Supplied material:
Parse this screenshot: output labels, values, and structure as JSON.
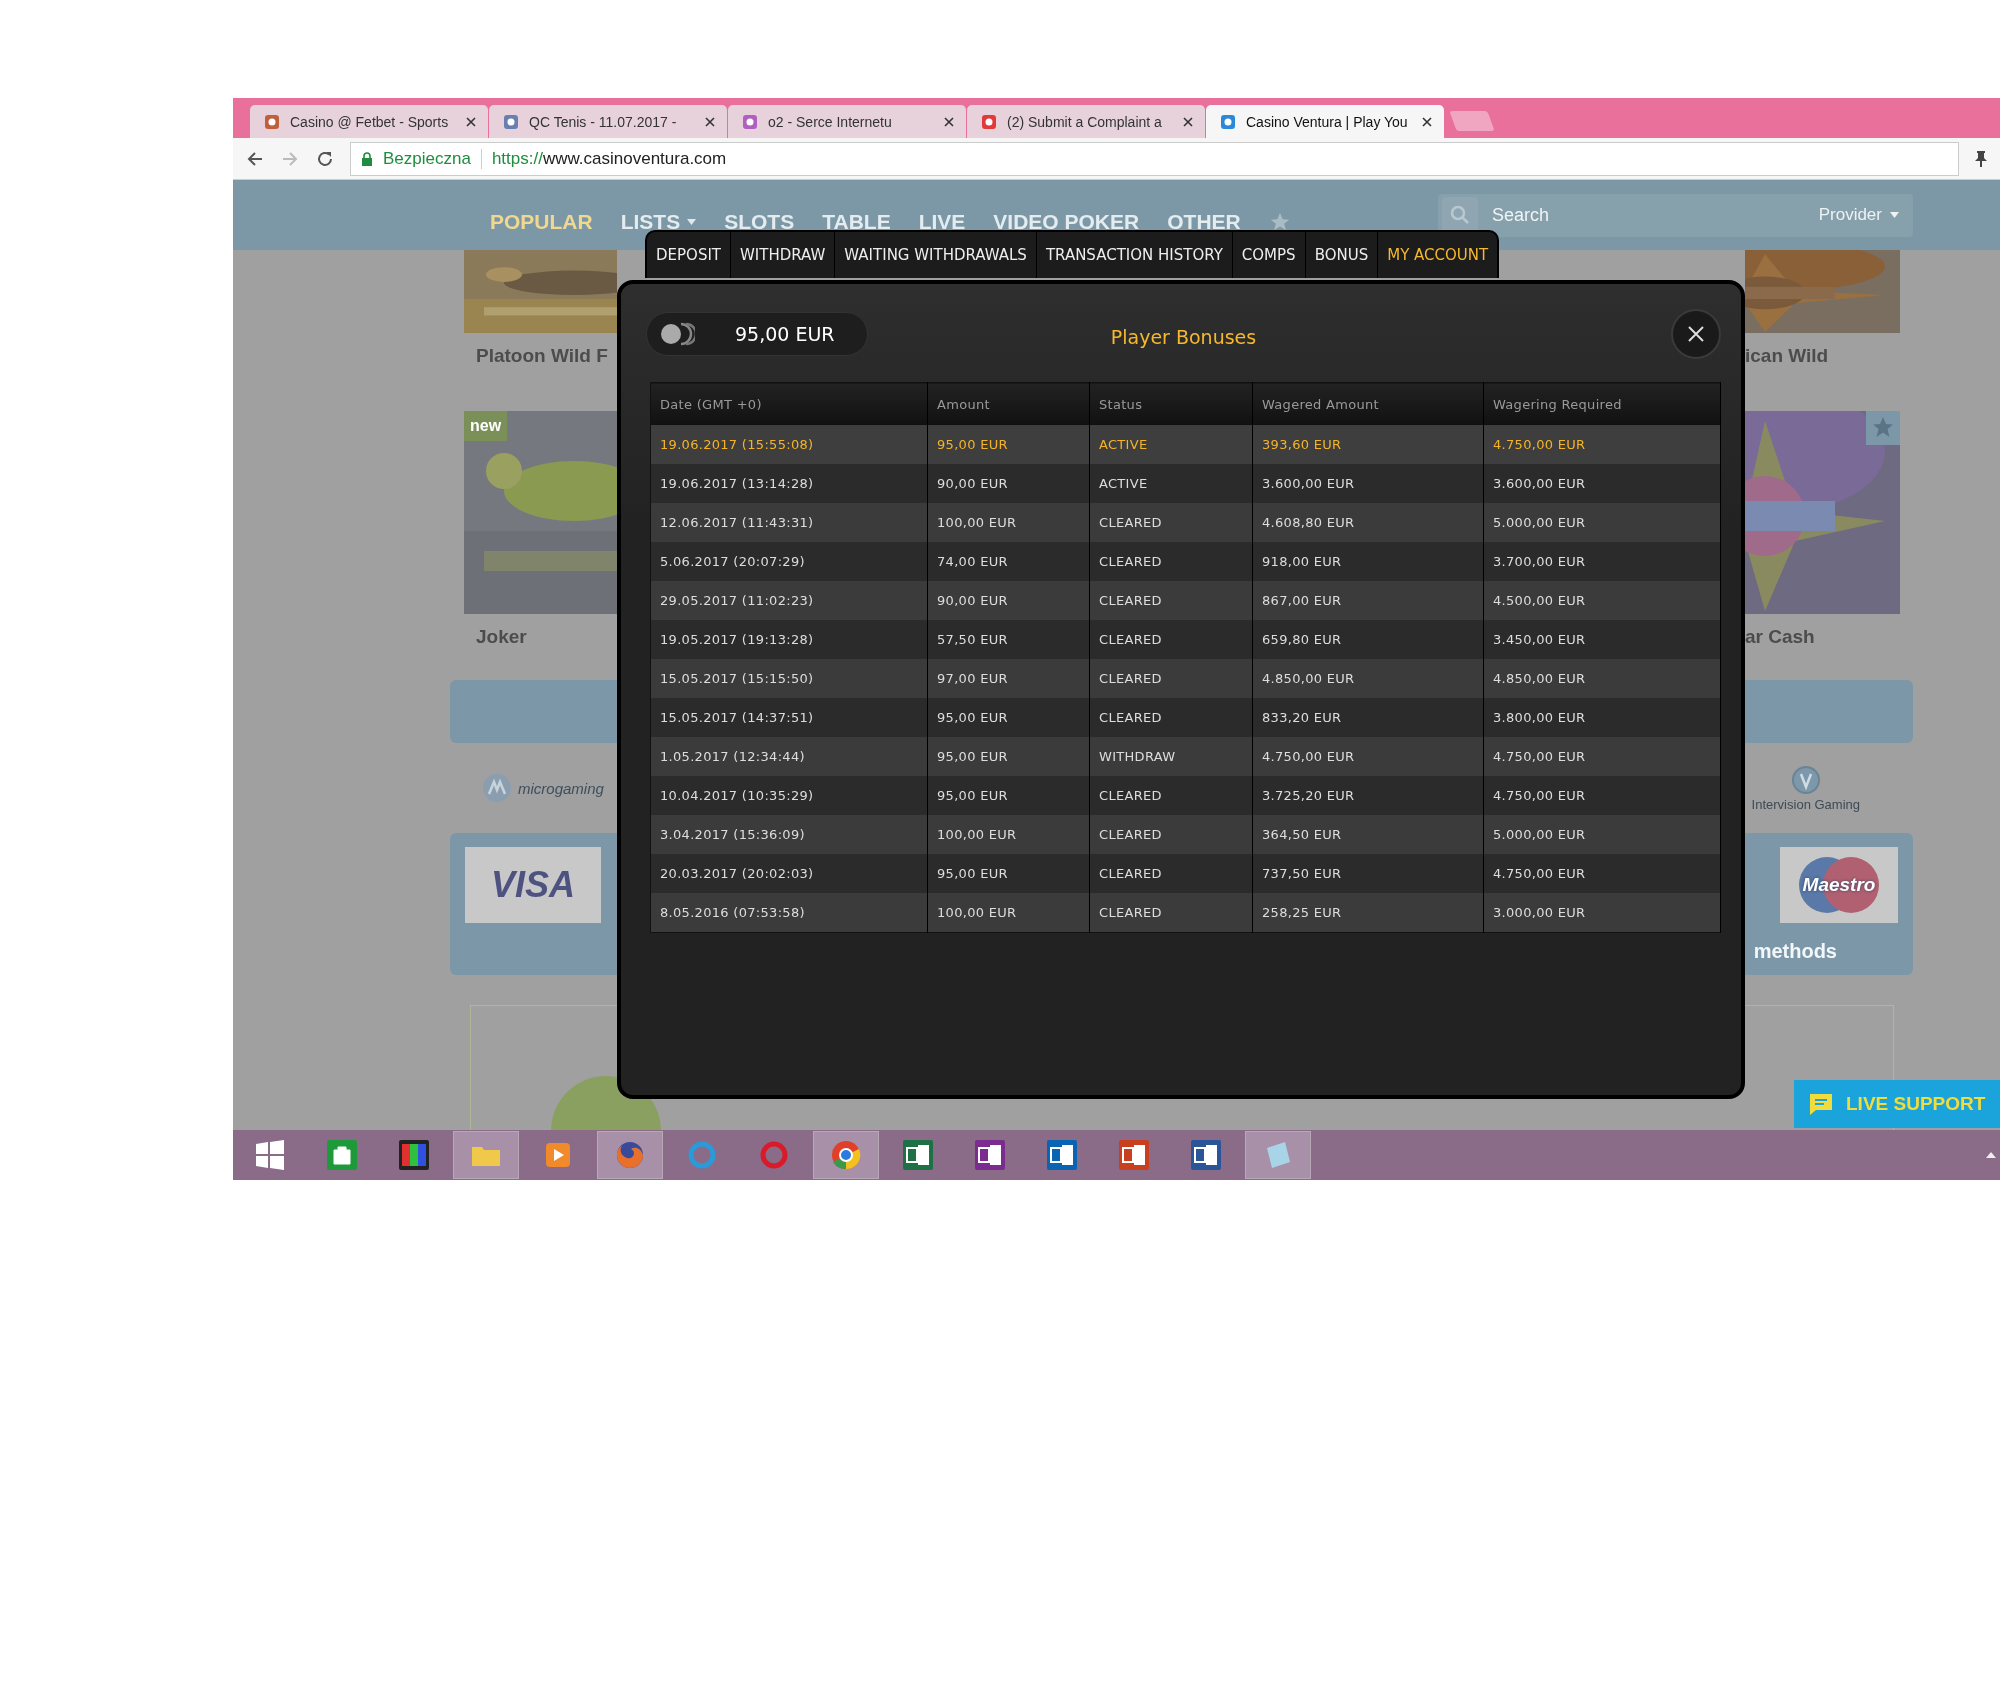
{
  "browser": {
    "tabs": [
      {
        "title": "Casino @ Fetbet - Sports",
        "selected": false
      },
      {
        "title": "QC Tenis - 11.07.2017 -",
        "selected": false
      },
      {
        "title": "o2 - Serce Internetu",
        "selected": false
      },
      {
        "title": "(2) Submit a Complaint a",
        "selected": false
      },
      {
        "title": "Casino Ventura | Play You",
        "selected": true
      }
    ],
    "address": {
      "security": "Bezpieczna",
      "scheme": "https://",
      "host": "www.casinoventura.com"
    }
  },
  "site": {
    "nav": [
      {
        "label": "POPULAR",
        "selected": true,
        "dropdown": false
      },
      {
        "label": "LISTS",
        "selected": false,
        "dropdown": true
      },
      {
        "label": "SLOTS",
        "selected": false,
        "dropdown": false
      },
      {
        "label": "TABLE",
        "selected": false,
        "dropdown": false
      },
      {
        "label": "LIVE",
        "selected": false,
        "dropdown": false
      },
      {
        "label": "VIDEO POKER",
        "selected": false,
        "dropdown": false
      },
      {
        "label": "OTHER",
        "selected": false,
        "dropdown": false
      }
    ],
    "search": {
      "placeholder": "Search",
      "provider": "Provider"
    },
    "game_rows": [
      {
        "left": {
          "title": "Platoon Wild F"
        },
        "right": {
          "title": "ican Wild",
          "favorite": false
        }
      },
      {
        "left": {
          "title": "Joker",
          "badge": "new"
        },
        "right": {
          "title": "ar Cash",
          "favorite": true
        }
      }
    ],
    "providers": [
      "microgaming",
      "Intervision Gaming"
    ],
    "payments": [
      "VISA",
      "Maestro"
    ],
    "payments_caption": "methods",
    "live_support": "LIVE SUPPORT"
  },
  "modal": {
    "tabs": [
      {
        "label": "DEPOSIT",
        "selected": false
      },
      {
        "label": "WITHDRAW",
        "selected": false
      },
      {
        "label": "WAITING WITHDRAWALS",
        "selected": false
      },
      {
        "label": "TRANSACTION HISTORY",
        "selected": false
      },
      {
        "label": "COMPS",
        "selected": false
      },
      {
        "label": "BONUS",
        "selected": false
      },
      {
        "label": "MY ACCOUNT",
        "selected": true
      }
    ],
    "balance": "95,00 EUR",
    "title": "Player Bonuses",
    "table": {
      "columns": [
        "Date (GMT +0)",
        "Amount",
        "Status",
        "Wagered Amount",
        "Wagering Required"
      ],
      "rows": [
        {
          "cells": [
            "19.06.2017 (15:55:08)",
            "95,00 EUR",
            "ACTIVE",
            "393,60 EUR",
            "4.750,00 EUR"
          ],
          "selected": true
        },
        {
          "cells": [
            "19.06.2017 (13:14:28)",
            "90,00 EUR",
            "ACTIVE",
            "3.600,00 EUR",
            "3.600,00 EUR"
          ],
          "selected": false
        },
        {
          "cells": [
            "12.06.2017 (11:43:31)",
            "100,00 EUR",
            "CLEARED",
            "4.608,80 EUR",
            "5.000,00 EUR"
          ],
          "selected": false
        },
        {
          "cells": [
            "5.06.2017 (20:07:29)",
            "74,00 EUR",
            "CLEARED",
            "918,00 EUR",
            "3.700,00 EUR"
          ],
          "selected": false
        },
        {
          "cells": [
            "29.05.2017 (11:02:23)",
            "90,00 EUR",
            "CLEARED",
            "867,00 EUR",
            "4.500,00 EUR"
          ],
          "selected": false
        },
        {
          "cells": [
            "19.05.2017 (19:13:28)",
            "57,50 EUR",
            "CLEARED",
            "659,80 EUR",
            "3.450,00 EUR"
          ],
          "selected": false
        },
        {
          "cells": [
            "15.05.2017 (15:15:50)",
            "97,00 EUR",
            "CLEARED",
            "4.850,00 EUR",
            "4.850,00 EUR"
          ],
          "selected": false
        },
        {
          "cells": [
            "15.05.2017 (14:37:51)",
            "95,00 EUR",
            "CLEARED",
            "833,20 EUR",
            "3.800,00 EUR"
          ],
          "selected": false
        },
        {
          "cells": [
            "1.05.2017 (12:34:44)",
            "95,00 EUR",
            "WITHDRAW",
            "4.750,00 EUR",
            "4.750,00 EUR"
          ],
          "selected": false
        },
        {
          "cells": [
            "10.04.2017 (10:35:29)",
            "95,00 EUR",
            "CLEARED",
            "3.725,20 EUR",
            "4.750,00 EUR"
          ],
          "selected": false
        },
        {
          "cells": [
            "3.04.2017 (15:36:09)",
            "100,00 EUR",
            "CLEARED",
            "364,50 EUR",
            "5.000,00 EUR"
          ],
          "selected": false
        },
        {
          "cells": [
            "20.03.2017 (20:02:03)",
            "95,00 EUR",
            "CLEARED",
            "737,50 EUR",
            "4.750,00 EUR"
          ],
          "selected": false
        },
        {
          "cells": [
            "8.05.2016 (07:53:58)",
            "100,00 EUR",
            "CLEARED",
            "258,25 EUR",
            "3.000,00 EUR"
          ],
          "selected": false
        }
      ]
    }
  },
  "taskbar": {
    "apps": [
      {
        "kind": "windows",
        "selected": false
      },
      {
        "kind": "store",
        "selected": false
      },
      {
        "kind": "photos",
        "selected": false
      },
      {
        "kind": "folder",
        "selected": true
      },
      {
        "kind": "player",
        "selected": false
      },
      {
        "kind": "firefox",
        "selected": true
      },
      {
        "kind": "ie",
        "selected": false
      },
      {
        "kind": "opera",
        "selected": false
      },
      {
        "kind": "chrome",
        "selected": true
      },
      {
        "kind": "excel",
        "selected": false
      },
      {
        "kind": "onenote",
        "selected": false
      },
      {
        "kind": "outlook",
        "selected": false
      },
      {
        "kind": "powerpoint",
        "selected": false
      },
      {
        "kind": "word",
        "selected": false
      },
      {
        "kind": "notes",
        "selected": true
      }
    ]
  }
}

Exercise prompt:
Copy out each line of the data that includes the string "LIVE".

Response below:
        "label": "LIVE",
    "live_support": "LIVE SUPPORT"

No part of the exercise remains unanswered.